Snow on Driveway Aprons
No one likes removing snow from the driveway apron only to have the snow plow pass by and push the snow back up onto the apron. The village recommends waiting to remove snow from the driveway apron until the roads have been plowed from curb to curb. There are over 3,300 driveways in the village and there is not enough equipment and personnel to clear snow from driveway aprons. Please do not push snow from driveways out into the street as this can cause hazardous driving conditions.
Please do not pile snow on the parkway near a fire hydrant. Keep fire hydrants near your property clear of snow. This will greatly help firefighters in the event of an emergency.
Sidewalk Snow Removal
Although the village does not have an ordinance mandating that snow be removed from public sidewalks, please be a good neighbor and clear the public sidewalk in front of your property. Doing so helps keep Riverside a walkable community. Clear sidewalks help ensure students walking to and from our local schools and commuters walking to and from the Metra station have a safe passage.

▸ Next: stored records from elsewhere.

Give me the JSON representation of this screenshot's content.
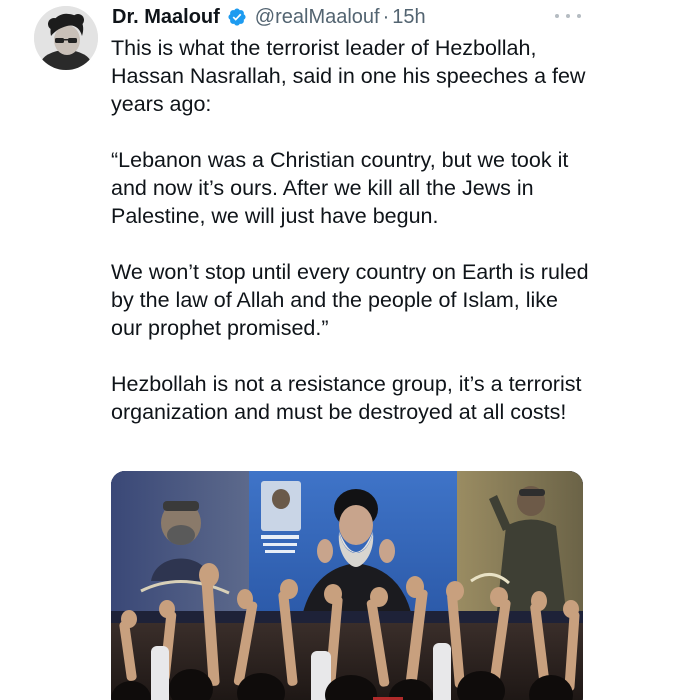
{
  "tweet": {
    "author": {
      "display_name": "Dr. Maalouf",
      "handle": "@realMaalouf",
      "verified": true,
      "verified_icon": "verified-badge-icon",
      "avatar_icon": "profile-avatar"
    },
    "separator": "·",
    "timestamp": "15h",
    "more_icon": "more-options-icon",
    "paragraphs": [
      "This is what the terrorist leader of Hezbollah, Hassan Nasrallah, said in one his speeches a few years ago:",
      "“Lebanon was a Christian country, but we took it and now it’s ours. After we kill all the Jews in Palestine, we will just have begun.",
      "We won’t stop until every country on Earth is ruled by the law of Allah and the people of Islam, like our prophet promised.”",
      "Hezbollah is not a resistance group, it’s a terrorist organization and must be destroyed at all costs!"
    ],
    "media": {
      "type": "photo",
      "description_icon": "rally-photo"
    }
  },
  "colors": {
    "text_primary": "#0f1419",
    "text_secondary": "#536471",
    "verified_blue": "#1d9bf0",
    "background": "#ffffff"
  }
}
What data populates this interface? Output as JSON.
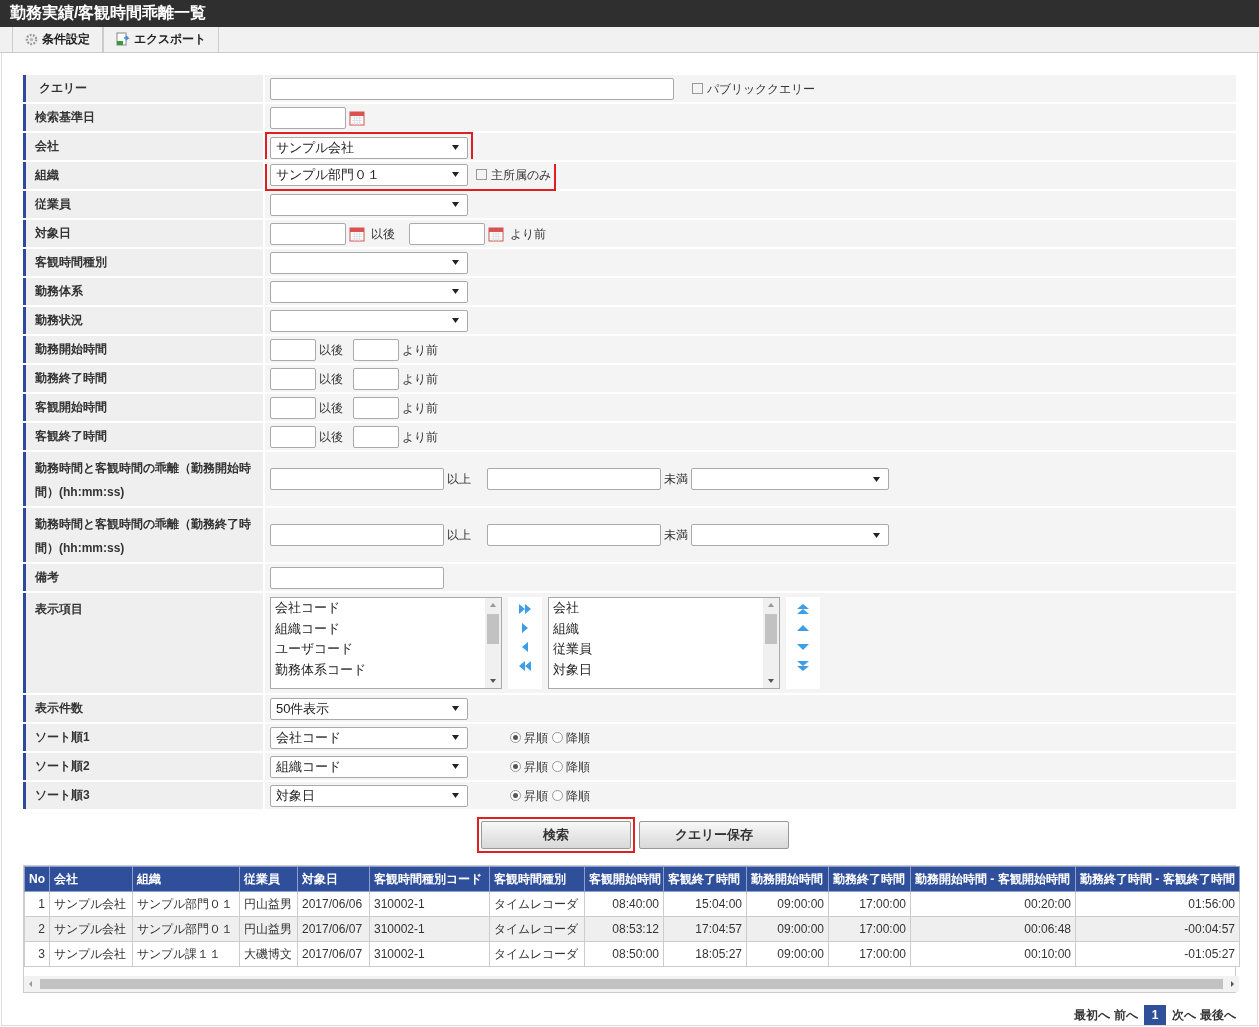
{
  "window": {
    "title": "勤務実績/客観時間乖離一覧"
  },
  "toolbar": [
    {
      "label": "条件設定",
      "kind": "settings"
    },
    {
      "label": "エクスポート",
      "kind": "export"
    }
  ],
  "form": {
    "rows": [
      {
        "kind": "query",
        "label": "クエリー",
        "checkbox": {
          "label": "パブリッククエリー",
          "checked": false
        }
      },
      {
        "kind": "date",
        "label": "検索基準日"
      },
      {
        "kind": "select",
        "label": "会社",
        "value": "サンプル会社",
        "highlighted": true
      },
      {
        "kind": "select",
        "label": "組織",
        "value": "サンプル部門０１",
        "highlighted": true,
        "checkbox": {
          "label": "主所属のみ",
          "checked": false
        }
      },
      {
        "kind": "select",
        "label": "従業員"
      },
      {
        "kind": "daterange",
        "label": "対象日",
        "after": "以後",
        "before": "より前"
      },
      {
        "kind": "select",
        "label": "客観時間種別"
      },
      {
        "kind": "select",
        "label": "勤務体系"
      },
      {
        "kind": "select",
        "label": "勤務状況"
      },
      {
        "kind": "timerange",
        "label": "勤務開始時間",
        "after": "以後",
        "before": "より前"
      },
      {
        "kind": "timerange",
        "label": "勤務終了時間",
        "after": "以後",
        "before": "より前"
      },
      {
        "kind": "timerange",
        "label": "客観開始時間",
        "after": "以後",
        "before": "より前"
      },
      {
        "kind": "timerange",
        "label": "客観終了時間",
        "after": "以後",
        "before": "より前"
      },
      {
        "kind": "diffrange",
        "label": "勤務時間と客観時間の乖離（勤務開始時間）(hh:mm:ss)",
        "min_label": "以上",
        "max_label": "未満"
      },
      {
        "kind": "diffrange",
        "label": "勤務時間と客観時間の乖離（勤務終了時間）(hh:mm:ss)",
        "min_label": "以上",
        "max_label": "未満"
      },
      {
        "kind": "text",
        "label": "備考"
      },
      {
        "kind": "listbox",
        "label": "表示項目",
        "available": [
          "会社コード",
          "組織コード",
          "ユーザコード",
          "勤務体系コード"
        ],
        "chosen": [
          "会社",
          "組織",
          "従業員",
          "対象日"
        ]
      },
      {
        "kind": "select",
        "label": "表示件数",
        "value": "50件表示"
      },
      {
        "kind": "sort",
        "label": "ソート順1",
        "value": "会社コード",
        "options": [
          {
            "label": "昇順",
            "selected": true
          },
          {
            "label": "降順",
            "selected": false
          }
        ]
      },
      {
        "kind": "sort",
        "label": "ソート順2",
        "value": "組織コード",
        "options": [
          {
            "label": "昇順",
            "selected": true
          },
          {
            "label": "降順",
            "selected": false
          }
        ]
      },
      {
        "kind": "sort",
        "label": "ソート順3",
        "value": "対象日",
        "options": [
          {
            "label": "昇順",
            "selected": true
          },
          {
            "label": "降順",
            "selected": false
          }
        ]
      }
    ]
  },
  "buttons": [
    {
      "label": "検索",
      "highlighted": true
    },
    {
      "label": "クエリー保存",
      "highlighted": false
    }
  ],
  "table": {
    "columns": [
      "No",
      "会社",
      "組織",
      "従業員",
      "対象日",
      "客観時間種別コード",
      "客観時間種別",
      "客観開始時間",
      "客観終了時間",
      "勤務開始時間",
      "勤務終了時間",
      "勤務開始時間 - 客観開始時間",
      "勤務終了時間 - 客観終了時間"
    ],
    "rows": [
      [
        "1",
        "サンプル会社",
        "サンプル部門０１",
        "円山益男",
        "2017/06/06",
        "310002-1",
        "タイムレコーダ",
        "08:40:00",
        "15:04:00",
        "09:00:00",
        "17:00:00",
        "00:20:00",
        "01:56:00"
      ],
      [
        "2",
        "サンプル会社",
        "サンプル部門０１",
        "円山益男",
        "2017/06/07",
        "310002-1",
        "タイムレコーダ",
        "08:53:12",
        "17:04:57",
        "09:00:00",
        "17:00:00",
        "00:06:48",
        "-00:04:57"
      ],
      [
        "3",
        "サンプル会社",
        "サンプル課１１",
        "大磯博文",
        "2017/06/07",
        "310002-1",
        "タイムレコーダ",
        "08:50:00",
        "18:05:27",
        "09:00:00",
        "17:00:00",
        "00:10:00",
        "-01:05:27"
      ]
    ]
  },
  "pagination": {
    "first": "最初へ",
    "prev": "前へ",
    "pages": [
      {
        "label": "1",
        "selected": true
      }
    ],
    "next": "次へ",
    "last": "最後へ"
  }
}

Refuse collection can be more difficult during the winter months when there is snow on the ground. The village respectfully requests that all refuse and recycling containers be placed on the driveway apron or parkway adjacent to the street. Please do not put containers in the street as this can create a hazard for drivers and makes snow plowing less efficient.
Sump Pump Discharge
Village Code prohibits sump pumps and downspouts from discharging onto sidewalks or streets since the water freezes and creates a hazard. Ice can also create a dam that prevents melting snow from reaching storm sewers. Sump pump or downspout discharges should be a minimum of 25 feet from the public sidewalk in front of your home. Please take a moment to assure that your sump pump and downspouts are in compliance.
Assistance with Snow Removal
Please look out for neighbors who may need help with snow removal and offer assistance if possible. "Unexpected kindness is the most powerful, least costly and most underrated agent of human change." - Former Nebraska Governor Bob Kerrey